Verbatim copy without pictures. Please print every entry as it stands.
[[ Stored data, beginning ]]
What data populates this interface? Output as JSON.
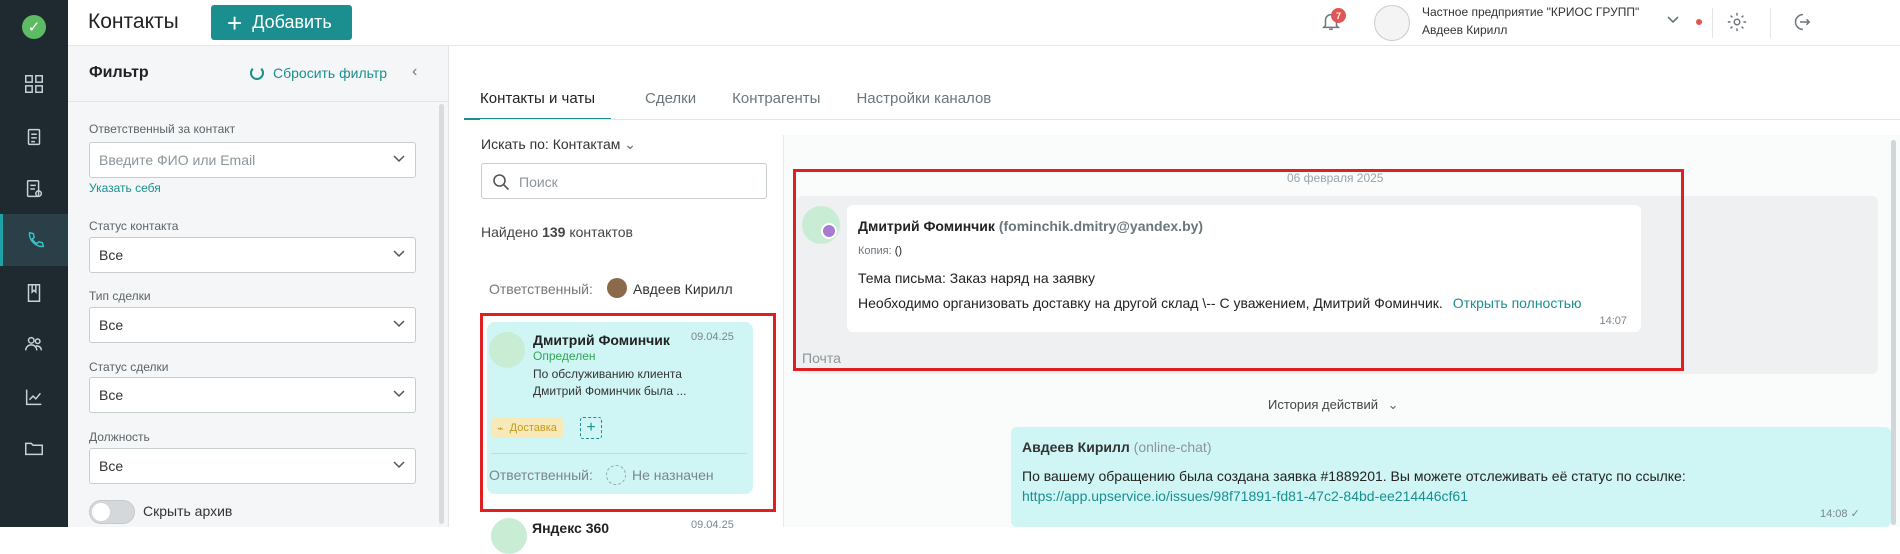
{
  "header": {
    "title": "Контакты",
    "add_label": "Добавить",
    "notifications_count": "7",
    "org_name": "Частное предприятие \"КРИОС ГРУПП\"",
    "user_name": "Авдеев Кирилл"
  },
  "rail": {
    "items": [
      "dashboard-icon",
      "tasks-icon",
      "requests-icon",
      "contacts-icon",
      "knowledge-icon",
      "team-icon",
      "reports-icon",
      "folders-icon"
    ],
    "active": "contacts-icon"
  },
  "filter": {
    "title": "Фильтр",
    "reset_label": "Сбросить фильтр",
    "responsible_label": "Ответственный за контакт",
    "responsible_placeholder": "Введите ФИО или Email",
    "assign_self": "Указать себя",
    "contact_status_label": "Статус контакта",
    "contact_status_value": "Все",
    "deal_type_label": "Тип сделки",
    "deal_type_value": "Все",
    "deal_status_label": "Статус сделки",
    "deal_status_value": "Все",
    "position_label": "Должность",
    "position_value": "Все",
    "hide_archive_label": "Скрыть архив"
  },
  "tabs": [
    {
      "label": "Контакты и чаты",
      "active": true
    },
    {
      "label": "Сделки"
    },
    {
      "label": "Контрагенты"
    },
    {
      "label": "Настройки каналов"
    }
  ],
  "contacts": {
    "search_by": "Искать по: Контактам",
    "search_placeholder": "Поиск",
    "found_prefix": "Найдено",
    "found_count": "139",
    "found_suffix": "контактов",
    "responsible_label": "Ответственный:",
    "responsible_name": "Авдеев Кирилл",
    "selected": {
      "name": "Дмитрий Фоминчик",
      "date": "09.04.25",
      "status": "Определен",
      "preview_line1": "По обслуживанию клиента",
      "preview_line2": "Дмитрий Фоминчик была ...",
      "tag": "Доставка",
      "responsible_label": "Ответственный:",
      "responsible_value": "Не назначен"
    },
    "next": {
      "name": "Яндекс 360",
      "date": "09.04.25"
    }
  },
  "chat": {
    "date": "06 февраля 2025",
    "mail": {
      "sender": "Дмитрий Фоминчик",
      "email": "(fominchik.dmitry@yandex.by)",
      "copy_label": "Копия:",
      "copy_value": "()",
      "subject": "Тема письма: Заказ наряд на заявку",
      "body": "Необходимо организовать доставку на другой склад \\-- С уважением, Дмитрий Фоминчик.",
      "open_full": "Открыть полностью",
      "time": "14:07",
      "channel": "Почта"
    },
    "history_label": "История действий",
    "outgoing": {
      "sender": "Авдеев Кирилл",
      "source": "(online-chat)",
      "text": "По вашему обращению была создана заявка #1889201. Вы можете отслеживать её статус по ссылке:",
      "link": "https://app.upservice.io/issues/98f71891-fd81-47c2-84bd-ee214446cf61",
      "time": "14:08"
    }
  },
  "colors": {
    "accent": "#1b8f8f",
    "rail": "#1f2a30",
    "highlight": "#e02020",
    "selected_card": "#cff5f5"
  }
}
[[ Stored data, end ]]
# Answer section
What data populates this interface? Output as JSON.
{
  "header": {
    "title": "Контакты",
    "add_label": "Добавить",
    "notifications_count": "7",
    "org_name": "Частное предприятие \"КРИОС ГРУПП\"",
    "user_name": "Авдеев Кирилл"
  },
  "rail": {
    "items": [
      "dashboard-icon",
      "tasks-icon",
      "requests-icon",
      "contacts-icon",
      "knowledge-icon",
      "team-icon",
      "reports-icon",
      "folders-icon"
    ],
    "active": "contacts-icon"
  },
  "filter": {
    "title": "Фильтр",
    "reset_label": "Сбросить фильтр",
    "responsible_label": "Ответственный за контакт",
    "responsible_placeholder": "Введите ФИО или Email",
    "assign_self": "Указать себя",
    "contact_status_label": "Статус контакта",
    "contact_status_value": "Все",
    "deal_type_label": "Тип сделки",
    "deal_type_value": "Все",
    "deal_status_label": "Статус сделки",
    "deal_status_value": "Все",
    "position_label": "Должность",
    "position_value": "Все",
    "hide_archive_label": "Скрыть архив"
  },
  "tabs": [
    {
      "label": "Контакты и чаты",
      "active": true
    },
    {
      "label": "Сделки"
    },
    {
      "label": "Контрагенты"
    },
    {
      "label": "Настройки каналов"
    }
  ],
  "contacts": {
    "search_by": "Искать по: Контактам",
    "search_placeholder": "Поиск",
    "found_prefix": "Найдено",
    "found_count": "139",
    "found_suffix": "контактов",
    "responsible_label": "Ответственный:",
    "responsible_name": "Авдеев Кирилл",
    "selected": {
      "name": "Дмитрий Фоминчик",
      "date": "09.04.25",
      "status": "Определен",
      "preview_line1": "По обслуживанию клиента",
      "preview_line2": "Дмитрий Фоминчик была ...",
      "tag": "Доставка",
      "responsible_label": "Ответственный:",
      "responsible_value": "Не назначен"
    },
    "next": {
      "name": "Яндекс 360",
      "date": "09.04.25"
    }
  },
  "chat": {
    "date": "06 февраля 2025",
    "mail": {
      "sender": "Дмитрий Фоминчик",
      "email": "(fominchik.dmitry@yandex.by)",
      "copy_label": "Копия:",
      "copy_value": "()",
      "subject": "Тема письма: Заказ наряд на заявку",
      "body": "Необходимо организовать доставку на другой склад \\-- С уважением, Дмитрий Фоминчик.",
      "open_full": "Открыть полностью",
      "time": "14:07",
      "channel": "Почта"
    },
    "history_label": "История действий",
    "outgoing": {
      "sender": "Авдеев Кирилл",
      "source": "(online-chat)",
      "text": "По вашему обращению была создана заявка #1889201. Вы можете отслеживать её статус по ссылке:",
      "link": "https://app.upservice.io/issues/98f71891-fd81-47c2-84bd-ee214446cf61",
      "time": "14:08"
    }
  },
  "colors": {
    "accent": "#1b8f8f",
    "rail": "#1f2a30",
    "highlight": "#e02020",
    "selected_card": "#cff5f5"
  }
}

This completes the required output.